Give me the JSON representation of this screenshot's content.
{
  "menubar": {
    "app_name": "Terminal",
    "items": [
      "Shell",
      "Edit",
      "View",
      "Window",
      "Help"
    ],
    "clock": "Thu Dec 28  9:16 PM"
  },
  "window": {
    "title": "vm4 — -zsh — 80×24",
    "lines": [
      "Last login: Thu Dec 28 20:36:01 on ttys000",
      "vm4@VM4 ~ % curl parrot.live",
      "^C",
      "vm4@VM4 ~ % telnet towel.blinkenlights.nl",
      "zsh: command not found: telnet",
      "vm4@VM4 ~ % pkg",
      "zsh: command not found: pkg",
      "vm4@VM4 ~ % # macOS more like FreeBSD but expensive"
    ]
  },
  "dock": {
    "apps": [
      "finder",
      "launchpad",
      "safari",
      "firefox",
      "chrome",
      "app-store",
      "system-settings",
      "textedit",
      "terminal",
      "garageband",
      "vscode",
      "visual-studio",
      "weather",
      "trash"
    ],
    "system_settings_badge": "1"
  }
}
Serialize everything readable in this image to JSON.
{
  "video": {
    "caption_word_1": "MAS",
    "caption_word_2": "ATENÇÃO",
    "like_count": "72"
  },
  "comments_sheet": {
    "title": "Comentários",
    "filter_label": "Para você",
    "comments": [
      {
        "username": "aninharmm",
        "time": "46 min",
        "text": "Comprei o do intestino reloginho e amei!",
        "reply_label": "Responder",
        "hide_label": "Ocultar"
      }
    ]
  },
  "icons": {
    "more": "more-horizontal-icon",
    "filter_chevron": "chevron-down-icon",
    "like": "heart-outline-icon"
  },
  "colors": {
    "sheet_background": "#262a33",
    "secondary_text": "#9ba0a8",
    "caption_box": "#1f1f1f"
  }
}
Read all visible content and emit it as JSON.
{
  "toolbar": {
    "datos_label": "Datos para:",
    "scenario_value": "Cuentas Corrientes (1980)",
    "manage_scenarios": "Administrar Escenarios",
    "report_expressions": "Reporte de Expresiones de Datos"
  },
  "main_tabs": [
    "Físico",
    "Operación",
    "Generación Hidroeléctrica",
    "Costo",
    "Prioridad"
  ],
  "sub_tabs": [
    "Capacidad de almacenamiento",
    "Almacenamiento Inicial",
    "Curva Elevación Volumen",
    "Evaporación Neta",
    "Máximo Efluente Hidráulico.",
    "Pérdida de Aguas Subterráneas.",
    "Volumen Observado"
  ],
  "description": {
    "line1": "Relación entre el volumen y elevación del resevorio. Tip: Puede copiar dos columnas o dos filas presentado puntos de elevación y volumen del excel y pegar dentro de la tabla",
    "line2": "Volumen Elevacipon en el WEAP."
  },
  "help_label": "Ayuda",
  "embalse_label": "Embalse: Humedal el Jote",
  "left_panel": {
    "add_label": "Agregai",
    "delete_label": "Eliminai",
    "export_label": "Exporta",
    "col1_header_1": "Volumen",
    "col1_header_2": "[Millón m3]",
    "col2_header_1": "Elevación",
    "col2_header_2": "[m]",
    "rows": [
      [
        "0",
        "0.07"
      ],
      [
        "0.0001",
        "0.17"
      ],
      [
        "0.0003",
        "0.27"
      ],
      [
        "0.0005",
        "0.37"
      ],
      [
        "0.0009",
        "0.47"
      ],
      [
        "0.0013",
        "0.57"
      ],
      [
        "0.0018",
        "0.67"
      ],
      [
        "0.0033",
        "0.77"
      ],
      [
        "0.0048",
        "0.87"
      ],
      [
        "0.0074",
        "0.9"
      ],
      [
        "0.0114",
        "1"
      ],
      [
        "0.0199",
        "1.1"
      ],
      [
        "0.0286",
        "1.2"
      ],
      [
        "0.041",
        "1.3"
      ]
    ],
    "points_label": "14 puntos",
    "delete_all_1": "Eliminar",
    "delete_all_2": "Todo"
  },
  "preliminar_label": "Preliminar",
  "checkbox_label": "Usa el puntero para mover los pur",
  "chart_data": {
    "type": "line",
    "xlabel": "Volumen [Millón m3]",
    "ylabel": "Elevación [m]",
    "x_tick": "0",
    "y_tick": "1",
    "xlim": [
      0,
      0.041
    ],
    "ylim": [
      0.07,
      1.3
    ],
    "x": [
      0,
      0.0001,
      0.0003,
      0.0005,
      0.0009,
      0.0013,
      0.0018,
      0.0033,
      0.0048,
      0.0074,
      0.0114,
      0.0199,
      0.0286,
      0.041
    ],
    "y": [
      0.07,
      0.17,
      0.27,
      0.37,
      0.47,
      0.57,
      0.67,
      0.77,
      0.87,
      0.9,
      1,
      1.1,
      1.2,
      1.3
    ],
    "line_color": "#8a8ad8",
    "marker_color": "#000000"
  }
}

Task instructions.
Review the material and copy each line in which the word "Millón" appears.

Task output.
    "col1_header_2": "[Millón m3]",
    "xlabel": "Volumen [Millón m3]",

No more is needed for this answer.